- [TASK TO CARRY OUT]
Each record below should appear again exactly as written.

****

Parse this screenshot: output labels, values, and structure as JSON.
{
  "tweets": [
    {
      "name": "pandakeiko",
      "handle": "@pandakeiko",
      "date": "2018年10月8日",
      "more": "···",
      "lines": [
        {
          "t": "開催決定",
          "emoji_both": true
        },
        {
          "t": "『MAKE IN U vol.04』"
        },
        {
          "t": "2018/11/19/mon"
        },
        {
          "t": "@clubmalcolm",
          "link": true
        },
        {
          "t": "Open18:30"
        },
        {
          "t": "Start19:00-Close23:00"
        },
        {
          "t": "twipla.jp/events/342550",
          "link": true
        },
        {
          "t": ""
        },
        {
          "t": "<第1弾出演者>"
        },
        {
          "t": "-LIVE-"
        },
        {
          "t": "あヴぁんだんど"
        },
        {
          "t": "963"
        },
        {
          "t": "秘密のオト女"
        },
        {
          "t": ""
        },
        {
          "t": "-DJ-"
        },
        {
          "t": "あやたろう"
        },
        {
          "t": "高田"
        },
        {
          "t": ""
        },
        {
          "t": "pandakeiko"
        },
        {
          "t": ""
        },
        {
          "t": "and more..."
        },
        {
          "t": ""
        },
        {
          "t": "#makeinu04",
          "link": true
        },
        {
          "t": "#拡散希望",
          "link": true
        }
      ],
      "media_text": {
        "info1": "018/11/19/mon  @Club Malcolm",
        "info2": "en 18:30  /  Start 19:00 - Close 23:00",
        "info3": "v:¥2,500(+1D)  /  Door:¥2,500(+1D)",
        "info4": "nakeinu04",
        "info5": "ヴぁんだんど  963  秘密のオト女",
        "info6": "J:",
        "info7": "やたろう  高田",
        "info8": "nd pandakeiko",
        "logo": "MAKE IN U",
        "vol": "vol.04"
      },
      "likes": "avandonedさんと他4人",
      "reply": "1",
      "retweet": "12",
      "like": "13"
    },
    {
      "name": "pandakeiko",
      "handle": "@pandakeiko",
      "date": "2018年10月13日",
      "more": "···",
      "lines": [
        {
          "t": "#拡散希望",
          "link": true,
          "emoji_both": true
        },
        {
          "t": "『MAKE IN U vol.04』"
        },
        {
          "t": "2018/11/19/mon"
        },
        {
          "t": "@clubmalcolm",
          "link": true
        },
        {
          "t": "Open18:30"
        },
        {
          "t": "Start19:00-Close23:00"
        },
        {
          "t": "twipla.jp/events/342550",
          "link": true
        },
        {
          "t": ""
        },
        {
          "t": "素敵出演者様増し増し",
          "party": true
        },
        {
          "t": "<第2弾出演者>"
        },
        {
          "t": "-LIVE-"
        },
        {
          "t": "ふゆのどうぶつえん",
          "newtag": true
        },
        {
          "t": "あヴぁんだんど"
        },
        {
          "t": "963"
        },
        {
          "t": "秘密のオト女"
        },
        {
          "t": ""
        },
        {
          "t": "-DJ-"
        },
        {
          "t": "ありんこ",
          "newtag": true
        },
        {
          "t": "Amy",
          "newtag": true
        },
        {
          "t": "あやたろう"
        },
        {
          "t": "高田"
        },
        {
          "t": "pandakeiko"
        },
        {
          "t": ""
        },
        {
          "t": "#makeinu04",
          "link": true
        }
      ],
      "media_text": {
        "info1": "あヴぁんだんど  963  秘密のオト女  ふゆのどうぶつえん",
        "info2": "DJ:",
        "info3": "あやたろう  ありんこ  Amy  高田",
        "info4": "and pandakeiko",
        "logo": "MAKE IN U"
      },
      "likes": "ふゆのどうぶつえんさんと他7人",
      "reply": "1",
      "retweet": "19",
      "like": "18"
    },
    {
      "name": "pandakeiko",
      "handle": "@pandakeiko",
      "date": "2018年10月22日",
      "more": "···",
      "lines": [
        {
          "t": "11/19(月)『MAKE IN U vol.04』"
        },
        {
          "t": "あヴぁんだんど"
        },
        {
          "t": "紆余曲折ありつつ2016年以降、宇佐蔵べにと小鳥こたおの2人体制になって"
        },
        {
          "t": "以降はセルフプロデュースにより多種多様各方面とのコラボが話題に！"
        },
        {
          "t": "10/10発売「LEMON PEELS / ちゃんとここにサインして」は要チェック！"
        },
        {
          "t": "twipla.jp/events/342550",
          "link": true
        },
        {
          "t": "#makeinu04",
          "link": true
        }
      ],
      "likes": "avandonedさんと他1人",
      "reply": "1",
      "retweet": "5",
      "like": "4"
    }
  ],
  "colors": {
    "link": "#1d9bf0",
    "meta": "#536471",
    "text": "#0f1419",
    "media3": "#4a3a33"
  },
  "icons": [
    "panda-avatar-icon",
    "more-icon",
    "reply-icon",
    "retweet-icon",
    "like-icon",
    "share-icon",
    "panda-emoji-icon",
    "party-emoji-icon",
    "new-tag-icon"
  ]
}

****

- [EXERCISE SOLUTION]
Parse this screenshot: output labels, values, and structure as JSON.
{
  "tweets": [
    {
      "name": "pandakeiko",
      "handle": "@pandakeiko",
      "date": "2018年10月8日",
      "more": "···",
      "lines": [
        {
          "t": "開催決定",
          "emoji_both": true
        },
        {
          "t": "『MAKE IN U vol.04』"
        },
        {
          "t": "2018/11/19/mon"
        },
        {
          "t": "@clubmalcolm",
          "link": true
        },
        {
          "t": "Open18:30"
        },
        {
          "t": "Start19:00-Close23:00"
        },
        {
          "t": "twipla.jp/events/342550",
          "link": true
        },
        {
          "t": ""
        },
        {
          "t": "<第1弾出演者>"
        },
        {
          "t": "-LIVE-"
        },
        {
          "t": "あヴぁんだんど"
        },
        {
          "t": "963"
        },
        {
          "t": "秘密のオト女"
        },
        {
          "t": ""
        },
        {
          "t": "-DJ-"
        },
        {
          "t": "あやたろう"
        },
        {
          "t": "高田"
        },
        {
          "t": ""
        },
        {
          "t": "pandakeiko"
        },
        {
          "t": ""
        },
        {
          "t": "and more..."
        },
        {
          "t": ""
        },
        {
          "t": "#makeinu04",
          "link": true
        },
        {
          "t": "#拡散希望",
          "link": true
        }
      ],
      "media_text": {
        "info1": "018/11/19/mon  @Club Malcolm",
        "info2": "en 18:30  /  Start 19:00 - Close 23:00",
        "info3": "v:¥2,500(+1D)  /  Door:¥2,500(+1D)",
        "info4": "nakeinu04",
        "info5": "ヴぁんだんど  963  秘密のオト女",
        "info6": "J:",
        "info7": "やたろう  高田",
        "info8": "nd pandakeiko",
        "logo": "MAKE IN U",
        "vol": "vol.04"
      },
      "likes": "avandonedさんと他4人",
      "reply": "1",
      "retweet": "12",
      "like": "13"
    },
    {
      "name": "pandakeiko",
      "handle": "@pandakeiko",
      "date": "2018年10月13日",
      "more": "···",
      "lines": [
        {
          "t": "#拡散希望",
          "link": true,
          "emoji_both": true
        },
        {
          "t": "『MAKE IN U vol.04』"
        },
        {
          "t": "2018/11/19/mon"
        },
        {
          "t": "@clubmalcolm",
          "link": true
        },
        {
          "t": "Open18:30"
        },
        {
          "t": "Start19:00-Close23:00"
        },
        {
          "t": "twipla.jp/events/342550",
          "link": true
        },
        {
          "t": ""
        },
        {
          "t": "素敵出演者様増し増し",
          "party": true
        },
        {
          "t": "<第2弾出演者>"
        },
        {
          "t": "-LIVE-"
        },
        {
          "t": "ふゆのどうぶつえん",
          "newtag": true
        },
        {
          "t": "あヴぁんだんど"
        },
        {
          "t": "963"
        },
        {
          "t": "秘密のオト女"
        },
        {
          "t": ""
        },
        {
          "t": "-DJ-"
        },
        {
          "t": "ありんこ",
          "newtag": true
        },
        {
          "t": "Amy",
          "newtag": true
        },
        {
          "t": "あやたろう"
        },
        {
          "t": "高田"
        },
        {
          "t": "pandakeiko"
        },
        {
          "t": ""
        },
        {
          "t": "#makeinu04",
          "link": true
        }
      ],
      "media_text": {
        "info1": "あヴぁんだんど  963  秘密のオト女  ふゆのどうぶつえん",
        "info2": "DJ:",
        "info3": "あやたろう  ありんこ  Amy  高田",
        "info4": "and pandakeiko",
        "logo": "MAKE IN U"
      },
      "likes": "ふゆのどうぶつえんさんと他7人",
      "reply": "1",
      "retweet": "19",
      "like": "18"
    },
    {
      "name": "pandakeiko",
      "handle": "@pandakeiko",
      "date": "2018年10月22日",
      "more": "···",
      "lines": [
        {
          "t": "11/19(月)『MAKE IN U vol.04』"
        },
        {
          "t": "あヴぁんだんど"
        },
        {
          "t": "紆余曲折ありつつ2016年以降、宇佐蔵べにと小鳥こたおの2人体制になって"
        },
        {
          "t": "以降はセルフプロデュースにより多種多様各方面とのコラボが話題に！"
        },
        {
          "t": "10/10発売「LEMON PEELS / ちゃんとここにサインして」は要チェック！"
        },
        {
          "t": "twipla.jp/events/342550",
          "link": true
        },
        {
          "t": "#makeinu04",
          "link": true
        }
      ],
      "likes": "avandonedさんと他1人",
      "reply": "1",
      "retweet": "5",
      "like": "4"
    }
  ],
  "colors": {
    "link": "#1d9bf0",
    "meta": "#536471",
    "text": "#0f1419",
    "media3": "#4a3a33"
  },
  "icons": [
    "panda-avatar-icon",
    "more-icon",
    "reply-icon",
    "retweet-icon",
    "like-icon",
    "share-icon",
    "panda-emoji-icon",
    "party-emoji-icon",
    "new-tag-icon"
  ]
}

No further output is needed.